**WORK INSTRUCTION**
Nothing in the listing below should change; retype it as is.
═══
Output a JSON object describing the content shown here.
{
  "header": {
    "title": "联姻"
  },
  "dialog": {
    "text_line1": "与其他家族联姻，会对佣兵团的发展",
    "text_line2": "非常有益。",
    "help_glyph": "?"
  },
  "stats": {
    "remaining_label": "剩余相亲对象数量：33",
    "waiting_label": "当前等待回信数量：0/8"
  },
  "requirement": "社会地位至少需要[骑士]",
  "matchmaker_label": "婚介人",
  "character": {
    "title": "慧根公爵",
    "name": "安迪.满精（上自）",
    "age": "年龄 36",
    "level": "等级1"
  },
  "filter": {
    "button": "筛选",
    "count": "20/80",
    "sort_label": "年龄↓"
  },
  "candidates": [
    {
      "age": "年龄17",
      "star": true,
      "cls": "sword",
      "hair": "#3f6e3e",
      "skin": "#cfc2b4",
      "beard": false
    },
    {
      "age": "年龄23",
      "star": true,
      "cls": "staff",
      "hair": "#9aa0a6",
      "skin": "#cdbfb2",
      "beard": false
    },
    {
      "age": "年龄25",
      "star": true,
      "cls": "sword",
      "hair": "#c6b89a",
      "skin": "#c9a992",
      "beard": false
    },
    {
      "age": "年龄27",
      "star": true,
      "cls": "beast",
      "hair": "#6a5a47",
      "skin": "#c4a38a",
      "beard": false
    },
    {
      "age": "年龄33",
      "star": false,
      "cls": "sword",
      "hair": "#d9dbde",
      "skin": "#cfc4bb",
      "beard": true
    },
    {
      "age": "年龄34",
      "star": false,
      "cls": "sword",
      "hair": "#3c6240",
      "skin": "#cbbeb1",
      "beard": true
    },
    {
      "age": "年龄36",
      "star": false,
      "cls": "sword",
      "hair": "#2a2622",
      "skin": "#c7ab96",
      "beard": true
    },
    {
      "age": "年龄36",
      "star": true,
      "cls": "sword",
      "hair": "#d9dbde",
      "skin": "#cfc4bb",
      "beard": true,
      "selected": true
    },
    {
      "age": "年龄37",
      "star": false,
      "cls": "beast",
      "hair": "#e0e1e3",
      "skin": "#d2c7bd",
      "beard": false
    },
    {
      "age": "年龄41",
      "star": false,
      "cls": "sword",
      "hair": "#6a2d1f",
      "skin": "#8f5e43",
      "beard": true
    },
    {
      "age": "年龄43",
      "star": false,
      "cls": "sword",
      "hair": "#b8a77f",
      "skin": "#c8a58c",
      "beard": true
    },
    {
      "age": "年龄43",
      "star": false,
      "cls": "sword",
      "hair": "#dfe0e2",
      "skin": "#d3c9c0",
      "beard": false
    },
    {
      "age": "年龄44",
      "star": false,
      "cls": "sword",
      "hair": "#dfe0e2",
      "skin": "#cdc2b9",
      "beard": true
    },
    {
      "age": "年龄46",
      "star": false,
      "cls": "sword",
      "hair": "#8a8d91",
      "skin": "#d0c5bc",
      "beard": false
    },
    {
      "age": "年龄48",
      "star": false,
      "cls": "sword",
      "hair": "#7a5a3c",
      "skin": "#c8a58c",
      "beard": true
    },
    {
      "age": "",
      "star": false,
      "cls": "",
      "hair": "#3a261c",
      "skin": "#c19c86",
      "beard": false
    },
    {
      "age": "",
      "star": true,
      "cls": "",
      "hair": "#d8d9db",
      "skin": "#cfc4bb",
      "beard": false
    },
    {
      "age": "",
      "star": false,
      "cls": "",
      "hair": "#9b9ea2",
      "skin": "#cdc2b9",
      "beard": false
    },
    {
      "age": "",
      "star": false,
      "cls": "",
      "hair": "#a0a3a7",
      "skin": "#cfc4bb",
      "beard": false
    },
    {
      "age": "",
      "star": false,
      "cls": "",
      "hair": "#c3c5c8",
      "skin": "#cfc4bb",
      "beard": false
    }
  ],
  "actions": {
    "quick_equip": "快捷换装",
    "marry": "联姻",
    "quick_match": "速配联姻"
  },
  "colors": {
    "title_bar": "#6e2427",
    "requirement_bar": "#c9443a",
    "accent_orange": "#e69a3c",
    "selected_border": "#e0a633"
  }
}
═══
**WORKED SOLUTION**
Output a JSON object describing the content shown here.
{
  "header": {
    "title": "联姻"
  },
  "dialog": {
    "text_line1": "与其他家族联姻，会对佣兵团的发展",
    "text_line2": "非常有益。",
    "help_glyph": "?"
  },
  "stats": {
    "remaining_label": "剩余相亲对象数量：33",
    "waiting_label": "当前等待回信数量：0/8"
  },
  "requirement": "社会地位至少需要[骑士]",
  "matchmaker_label": "婚介人",
  "character": {
    "title": "慧根公爵",
    "name": "安迪.满精（上自）",
    "age": "年龄 36",
    "level": "等级1"
  },
  "filter": {
    "button": "筛选",
    "count": "20/80",
    "sort_label": "年龄↓"
  },
  "candidates": [
    {
      "age": "年龄17",
      "star": true,
      "cls": "sword",
      "hair": "#3f6e3e",
      "skin": "#cfc2b4",
      "beard": false
    },
    {
      "age": "年龄23",
      "star": true,
      "cls": "staff",
      "hair": "#9aa0a6",
      "skin": "#cdbfb2",
      "beard": false
    },
    {
      "age": "年龄25",
      "star": true,
      "cls": "sword",
      "hair": "#c6b89a",
      "skin": "#c9a992",
      "beard": false
    },
    {
      "age": "年龄27",
      "star": true,
      "cls": "beast",
      "hair": "#6a5a47",
      "skin": "#c4a38a",
      "beard": false
    },
    {
      "age": "年龄33",
      "star": false,
      "cls": "sword",
      "hair": "#d9dbde",
      "skin": "#cfc4bb",
      "beard": true
    },
    {
      "age": "年龄34",
      "star": false,
      "cls": "sword",
      "hair": "#3c6240",
      "skin": "#cbbeb1",
      "beard": true
    },
    {
      "age": "年龄36",
      "star": false,
      "cls": "sword",
      "hair": "#2a2622",
      "skin": "#c7ab96",
      "beard": true
    },
    {
      "age": "年龄36",
      "star": true,
      "cls": "sword",
      "hair": "#d9dbde",
      "skin": "#cfc4bb",
      "beard": true,
      "selected": true
    },
    {
      "age": "年龄37",
      "star": false,
      "cls": "beast",
      "hair": "#e0e1e3",
      "skin": "#d2c7bd",
      "beard": false
    },
    {
      "age": "年龄41",
      "star": false,
      "cls": "sword",
      "hair": "#6a2d1f",
      "skin": "#8f5e43",
      "beard": true
    },
    {
      "age": "年龄43",
      "star": false,
      "cls": "sword",
      "hair": "#b8a77f",
      "skin": "#c8a58c",
      "beard": true
    },
    {
      "age": "年龄43",
      "star": false,
      "cls": "sword",
      "hair": "#dfe0e2",
      "skin": "#d3c9c0",
      "beard": false
    },
    {
      "age": "年龄44",
      "star": false,
      "cls": "sword",
      "hair": "#dfe0e2",
      "skin": "#cdc2b9",
      "beard": true
    },
    {
      "age": "年龄46",
      "star": false,
      "cls": "sword",
      "hair": "#8a8d91",
      "skin": "#d0c5bc",
      "beard": false
    },
    {
      "age": "年龄48",
      "star": false,
      "cls": "sword",
      "hair": "#7a5a3c",
      "skin": "#c8a58c",
      "beard": true
    },
    {
      "age": "",
      "star": false,
      "cls": "",
      "hair": "#3a261c",
      "skin": "#c19c86",
      "beard": false
    },
    {
      "age": "",
      "star": true,
      "cls": "",
      "hair": "#d8d9db",
      "skin": "#cfc4bb",
      "beard": false
    },
    {
      "age": "",
      "star": false,
      "cls": "",
      "hair": "#9b9ea2",
      "skin": "#cdc2b9",
      "beard": false
    },
    {
      "age": "",
      "star": false,
      "cls": "",
      "hair": "#a0a3a7",
      "skin": "#cfc4bb",
      "beard": false
    },
    {
      "age": "",
      "star": false,
      "cls": "",
      "hair": "#c3c5c8",
      "skin": "#cfc4bb",
      "beard": false
    }
  ],
  "actions": {
    "quick_equip": "快捷换装",
    "marry": "联姻",
    "quick_match": "速配联姻"
  },
  "colors": {
    "title_bar": "#6e2427",
    "requirement_bar": "#c9443a",
    "accent_orange": "#e69a3c",
    "selected_border": "#e0a633"
  }
}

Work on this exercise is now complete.